Task description: Locate the word "cache" in the material, then show every line that holds it.
*****
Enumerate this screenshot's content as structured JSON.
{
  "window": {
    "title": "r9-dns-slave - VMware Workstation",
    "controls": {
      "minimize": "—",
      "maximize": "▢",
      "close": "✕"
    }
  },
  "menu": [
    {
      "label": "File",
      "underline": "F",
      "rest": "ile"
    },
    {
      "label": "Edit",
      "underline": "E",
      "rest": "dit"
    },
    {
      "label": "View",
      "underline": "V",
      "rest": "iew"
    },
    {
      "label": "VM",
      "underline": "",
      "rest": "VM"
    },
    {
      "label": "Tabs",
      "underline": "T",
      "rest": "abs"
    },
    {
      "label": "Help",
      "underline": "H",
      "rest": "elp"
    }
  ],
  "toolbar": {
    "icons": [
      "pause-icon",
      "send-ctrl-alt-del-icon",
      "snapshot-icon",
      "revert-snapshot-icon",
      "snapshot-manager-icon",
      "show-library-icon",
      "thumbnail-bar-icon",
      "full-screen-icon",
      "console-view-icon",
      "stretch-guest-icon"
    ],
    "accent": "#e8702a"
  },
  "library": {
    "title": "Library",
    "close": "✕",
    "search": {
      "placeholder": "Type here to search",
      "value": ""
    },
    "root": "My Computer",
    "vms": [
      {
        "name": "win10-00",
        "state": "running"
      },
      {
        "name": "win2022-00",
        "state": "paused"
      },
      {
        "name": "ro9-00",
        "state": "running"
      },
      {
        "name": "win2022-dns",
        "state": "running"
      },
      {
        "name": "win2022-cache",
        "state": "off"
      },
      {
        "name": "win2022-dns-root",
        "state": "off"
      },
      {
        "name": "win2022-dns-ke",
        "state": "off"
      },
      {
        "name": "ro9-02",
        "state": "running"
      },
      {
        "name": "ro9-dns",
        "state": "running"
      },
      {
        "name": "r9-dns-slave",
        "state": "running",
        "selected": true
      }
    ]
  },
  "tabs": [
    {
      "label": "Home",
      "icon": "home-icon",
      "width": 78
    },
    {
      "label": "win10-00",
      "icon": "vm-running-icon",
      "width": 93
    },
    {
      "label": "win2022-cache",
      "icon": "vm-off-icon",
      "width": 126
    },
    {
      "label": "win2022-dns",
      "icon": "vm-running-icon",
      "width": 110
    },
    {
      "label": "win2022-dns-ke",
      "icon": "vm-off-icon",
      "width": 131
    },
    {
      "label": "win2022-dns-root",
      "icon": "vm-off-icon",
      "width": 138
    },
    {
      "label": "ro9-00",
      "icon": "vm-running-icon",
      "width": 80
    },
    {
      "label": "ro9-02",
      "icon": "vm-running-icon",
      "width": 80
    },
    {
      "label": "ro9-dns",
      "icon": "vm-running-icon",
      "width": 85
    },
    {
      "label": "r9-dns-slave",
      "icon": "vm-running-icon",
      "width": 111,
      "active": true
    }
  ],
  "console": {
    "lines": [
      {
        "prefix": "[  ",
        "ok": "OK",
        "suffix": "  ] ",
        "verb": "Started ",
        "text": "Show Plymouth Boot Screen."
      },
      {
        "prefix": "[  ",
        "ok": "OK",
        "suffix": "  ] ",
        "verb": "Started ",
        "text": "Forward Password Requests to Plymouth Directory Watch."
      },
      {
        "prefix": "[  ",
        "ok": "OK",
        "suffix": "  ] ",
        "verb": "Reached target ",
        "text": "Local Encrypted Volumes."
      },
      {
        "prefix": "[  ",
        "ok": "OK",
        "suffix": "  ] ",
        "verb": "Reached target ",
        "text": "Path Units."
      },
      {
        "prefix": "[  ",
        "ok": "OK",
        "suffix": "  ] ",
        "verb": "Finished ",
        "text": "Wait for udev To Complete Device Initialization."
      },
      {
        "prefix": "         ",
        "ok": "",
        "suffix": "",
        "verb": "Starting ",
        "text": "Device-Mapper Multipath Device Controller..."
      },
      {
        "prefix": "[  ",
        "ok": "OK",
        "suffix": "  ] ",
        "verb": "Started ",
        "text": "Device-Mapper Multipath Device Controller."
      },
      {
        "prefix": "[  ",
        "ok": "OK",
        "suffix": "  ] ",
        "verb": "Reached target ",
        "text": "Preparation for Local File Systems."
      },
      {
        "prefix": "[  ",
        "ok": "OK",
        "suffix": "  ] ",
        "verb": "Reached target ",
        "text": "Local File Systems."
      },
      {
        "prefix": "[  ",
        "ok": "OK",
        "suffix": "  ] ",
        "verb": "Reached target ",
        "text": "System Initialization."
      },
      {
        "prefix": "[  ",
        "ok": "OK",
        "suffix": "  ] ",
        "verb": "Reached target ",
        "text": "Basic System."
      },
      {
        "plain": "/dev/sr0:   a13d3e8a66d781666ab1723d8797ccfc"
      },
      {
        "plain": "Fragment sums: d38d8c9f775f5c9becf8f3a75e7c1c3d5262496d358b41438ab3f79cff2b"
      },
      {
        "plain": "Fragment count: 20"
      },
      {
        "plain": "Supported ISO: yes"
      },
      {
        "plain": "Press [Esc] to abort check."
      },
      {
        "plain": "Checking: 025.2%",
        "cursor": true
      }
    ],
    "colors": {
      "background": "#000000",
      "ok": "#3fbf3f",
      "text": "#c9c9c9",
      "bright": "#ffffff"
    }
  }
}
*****
Output below:
        "name": "win2022-cache",
      "label": "win2022-cache",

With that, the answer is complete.